There is a lot of excitement in the media today about water being discovered on Mars and its implication for finding life there. Some people seem to think that finding water means we have found life.
Let’s put aside the assumption that life must be common in the universe because it arose “spontaneously” on earth then evolved totally by chance to produce us, and look at the logic being ignored by many people.
Back when I did maths at High School one thing that was emphasised in the more advanced subjects was the difference between “necessary” and “sufficient” conditions in proofs.
For example, apart from the number 2, it is necessary for a number to be odd if it is to be prime. However it is not sufficient to show that a number is odd to prove it is prime.
Another example is it is necessary for a car to have fuel in the tank in order to drive it, but that is not sufficient- you need a driver with the key, air in the tyres, an engine that works, and much more.
Returning to Mars, we know that water is essential for life. This is so axiomatic that the scientists looking for life on other places, make that the starting point in their search. No water no life.
But life requires more than water. It needs carbon, nitrogen, phosphorus and, above all else, energy.
Water is a necessary condition but it is not sufficient.

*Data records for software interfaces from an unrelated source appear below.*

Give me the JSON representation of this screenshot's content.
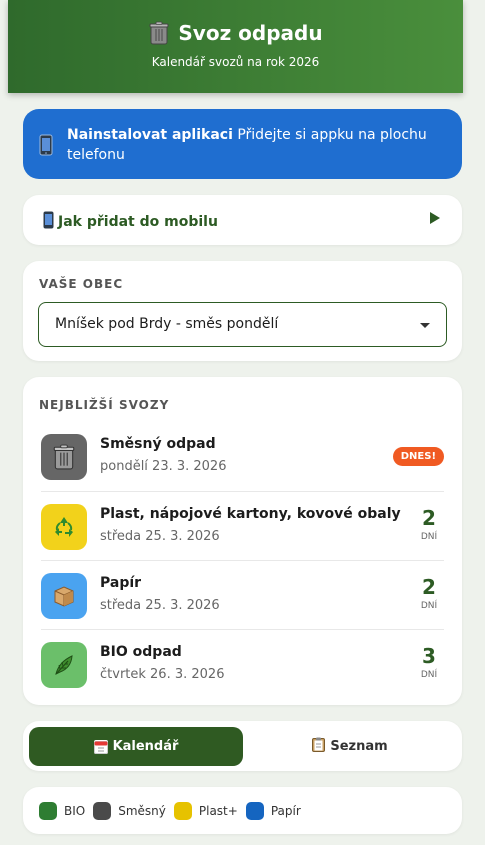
{
  "header": {
    "title": "Svoz odpadu",
    "subtitle": "Kalendář svozů na rok 2026",
    "icon": "trash-bin-icon",
    "gradient": [
      "#2f6a2c",
      "#4a8f3c"
    ]
  },
  "install": {
    "bold": "Nainstalovat aplikaci",
    "text": "Přidejte si appku na plochu telefonu",
    "icon": "phone-icon",
    "color": "#1f6ed0"
  },
  "howto": {
    "label": "Jak přidat do mobilu",
    "icon": "phone-icon"
  },
  "obec": {
    "label": "VAŠE OBEC",
    "selected": "Mníšek pod Brdy - směs pondělí"
  },
  "next": {
    "label": "NEJBLIŽŠÍ SVOZY",
    "items": [
      {
        "name": "Směsný odpad",
        "date": "pondělí 23. 3. 2026",
        "badge": "DNES!",
        "icon": "trash-bin-icon",
        "color": "#666666"
      },
      {
        "name": "Plast, nápojové kartony, kovové obaly",
        "date": "středa 25. 3. 2026",
        "days": "2",
        "unit": "DNÍ",
        "icon": "recycle-icon",
        "color": "#f2d21b"
      },
      {
        "name": "Papír",
        "date": "středa 25. 3. 2026",
        "days": "2",
        "unit": "DNÍ",
        "icon": "box-icon",
        "color": "#4aa3f0"
      },
      {
        "name": "BIO odpad",
        "date": "čtvrtek 26. 3. 2026",
        "days": "3",
        "unit": "DNÍ",
        "icon": "leaf-icon",
        "color": "#6bbf6a"
      }
    ]
  },
  "toggle": {
    "calendar": "Kalendář",
    "list": "Seznam"
  },
  "legend": [
    {
      "label": "BIO",
      "color": "#2e7d32"
    },
    {
      "label": "Směsný",
      "color": "#4a4a4a"
    },
    {
      "label": "Plast+",
      "color": "#e6c200"
    },
    {
      "label": "Papír",
      "color": "#1565c0"
    }
  ],
  "accent": "#2d5b24",
  "badge_color": "#f05a22"
}
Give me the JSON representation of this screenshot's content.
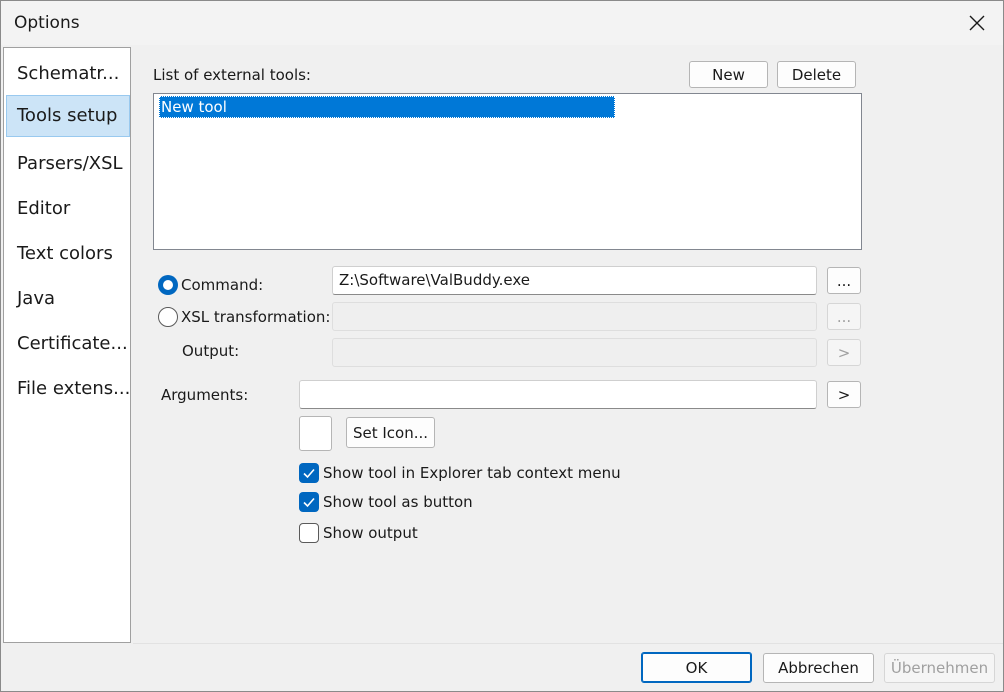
{
  "window": {
    "title": "Options",
    "close_glyph": "close-icon"
  },
  "nav": {
    "items": [
      {
        "label": "Schematr..."
      },
      {
        "label": "Tools setup",
        "selected": true
      },
      {
        "label": "Parsers/XSL"
      },
      {
        "label": "Editor"
      },
      {
        "label": "Text colors"
      },
      {
        "label": "Java"
      },
      {
        "label": "Certificate..."
      },
      {
        "label": "File extens..."
      }
    ]
  },
  "tools": {
    "list_label": "List of external tools:",
    "new_label": "New",
    "delete_label": "Delete",
    "items": [
      {
        "label": "New tool",
        "selected": true
      }
    ]
  },
  "command": {
    "radio_label": "Command:",
    "value": "Z:\\Software\\ValBuddy.exe",
    "browse_label": "...",
    "selected": true
  },
  "xsl": {
    "radio_label": "XSL transformation:",
    "value": "",
    "browse_label": "...",
    "selected": false
  },
  "output": {
    "label": "Output:",
    "value": "",
    "button_label": ">"
  },
  "arguments": {
    "label": "Arguments:",
    "value": "",
    "button_label": ">"
  },
  "icon": {
    "set_label": "Set Icon..."
  },
  "options": {
    "explorer_menu": {
      "label": "Show tool in Explorer tab context menu",
      "checked": true
    },
    "as_button": {
      "label": "Show tool as button",
      "checked": true
    },
    "show_output": {
      "label": "Show output",
      "checked": false
    }
  },
  "footer": {
    "ok_label": "OK",
    "cancel_label": "Abbrechen",
    "apply_label": "Übernehmen"
  },
  "colors": {
    "accent": "#0067c0",
    "selection": "#0078d7",
    "nav_selected": "#cce4f7"
  }
}
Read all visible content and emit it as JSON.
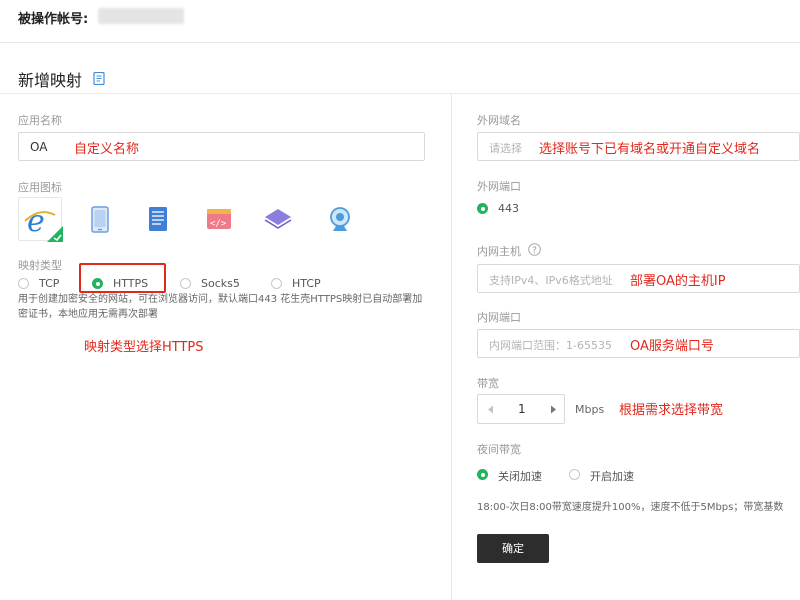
{
  "account": {
    "label": "被操作帐号:"
  },
  "section": {
    "title": "新增映射",
    "doc_icon": "document-icon"
  },
  "left": {
    "app_name_label": "应用名称",
    "app_name_value": "OA",
    "app_name_note": "自定义名称",
    "app_icon_label": "应用图标",
    "app_icons": [
      "ie-browser-icon",
      "phone-icon",
      "document-icon",
      "code-icon",
      "layers-icon",
      "camera-icon"
    ],
    "mapping_type_label": "映射类型",
    "mapping_types": [
      "TCP",
      "HTTPS",
      "Socks5",
      "HTCP"
    ],
    "mapping_type_selected": "HTTPS",
    "mapping_desc": "用于创建加密安全的网站，可在浏览器访问，默认端口443 花生壳HTTPS映射已自动部署加密证书，本地应用无需再次部署",
    "mapping_note": "映射类型选择HTTPS"
  },
  "right": {
    "domain_label": "外网域名",
    "domain_placeholder": "请选择",
    "domain_note": "选择账号下已有域名或开通自定义域名",
    "ext_port_label": "外网端口",
    "ext_port_value": "443",
    "host_label": "内网主机",
    "host_help_icon": "question-circle-icon",
    "host_placeholder": "支持IPv4、IPv6格式地址",
    "host_note": "部署OA的主机IP",
    "int_port_label": "内网端口",
    "int_port_placeholder": "内网端口范围：1-65535",
    "int_port_note": "OA服务端口号",
    "bandwidth_label": "带宽",
    "bandwidth_value": "1",
    "bandwidth_unit": "Mbps",
    "bandwidth_note": "根据需求选择带宽",
    "night_label": "夜间带宽",
    "night_options": [
      "关闭加速",
      "开启加速"
    ],
    "night_selected": "关闭加速",
    "night_hint": "18:00-次日8:00带宽速度提升100%，速度不低于5Mbps；带宽基数",
    "confirm_label": "确定"
  },
  "colors": {
    "accent_green": "#22b35e",
    "note_red": "#e0281c",
    "button_dark": "#2d2d2d"
  }
}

Some scientists are so pessimistic about the ability of life to spontaneously emerge from the primordial soup that they believe that the existence of life on earth in itself suggests there must be an infinite number of parallel universes to allow for the possibility that on just one planet in one of those universes life arose all by itself.
To me that is grasping at straws. It makes much more sense to believe in a Creator who made everything that is out of nothing. As Genesis 1:1 says “In the beginning God created the heavens and the earth.”